The spectral beauty of Tsikurishvili’s “Lear” is unlike any of his previous attempts at staging Shakespeare’s plays without any of Shakespeare’s dialogue. Visually and choreographically, the piece, presented in the Lansburgh Theatre, coheres even more seamlessly than in past efforts, and the 95-minute play flows with an assurance of tone and style that satisfyingly builds on and refines the troupe’s one-of-a-kind aesthetic.
In previous installments of this signature Synetic genre, a performance or two betokened the emergence of one or another member of this aggressively athletic ensemble: Alex Mills’s rubbery Puck in “A Midsummer Night’s Dream” comes to mind, as does Ben Cunis’s debut as a ninja Macduff in Synetic’s earlier “Macbeth.” Here, however, although Irakli Kavsadze’s sad hobo-king makes for a monarch you can feel for, the production itself is the star. And the 15-member cast meshes in technique and affect in ways that fully invigorate the concept.
Granted, the metaphor is not gentle. “Lear” as a killing field pocked with bombed-out modern buildings out of a scene from “The Hurt Locker” feels at times like a mallet delivering mighty blows to a thumbtack. Still, Tsikurishvili, with the indispensable assistance of his choreographer wife, Irina, wants us to consider that “Lear” is not so subtle, either. There is indeed a direct descent into hell in “Lear”: no shilly-shallying as with that fence-straddling prince of Denmark; no encounters with insecurity as suffered by that marauding thane in Scotland.
“Lear,” by contrast, charts the arrogant king’s abrupt downfall after he foolishly bases his choices for dividing up his kingdom on his elder daughters’ phony supplications. The fatal cocktail of Lear’s vanity, mixed with the daughters’ undiluted malevolence, takes us with them slam-bang into the darkness.
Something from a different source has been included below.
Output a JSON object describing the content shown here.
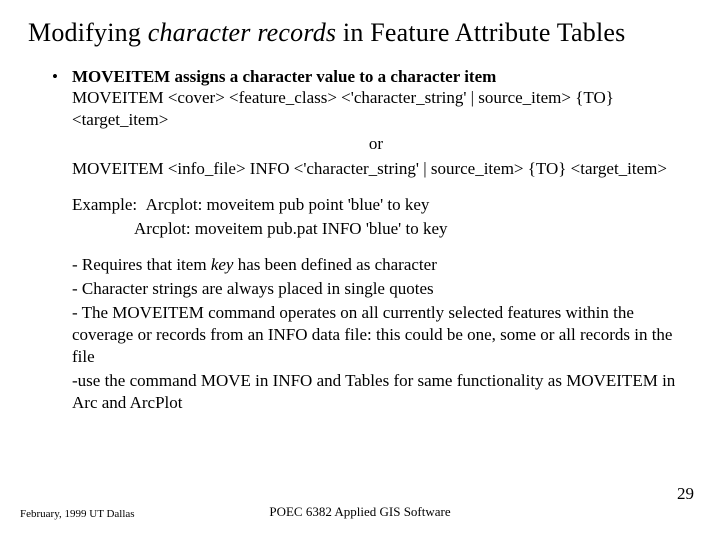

This “Lear” wisely plays in softer ways with the overarching conceit, and the manner in which images of hardness and delicacy intermingle will have you musing long after the lights come up. As has become customary, composer Konstantine Lortkipanidze provides the soundscape, this time alternately harsh and plaintive, and aside from the occasional grunt or shriek from an actor, that is all the help for the ear you receive.
Lear’s lapse into a second childhood after his brutal rejection at the hands of Goneril (Ira Koval) and Regan (Irina Tsikurishvili) is handled in a tenderly mimed scene: Black-cloaked Death (Renata Loman) dangles a red butterfly on a string just beyond Lear’s grasp, and he pursues it with a joy no longer accessible in other corners of his realm. His dreams are now of innocence and freedom, for soon he will reenter, pulling a tricycle and carrying a butterfly net.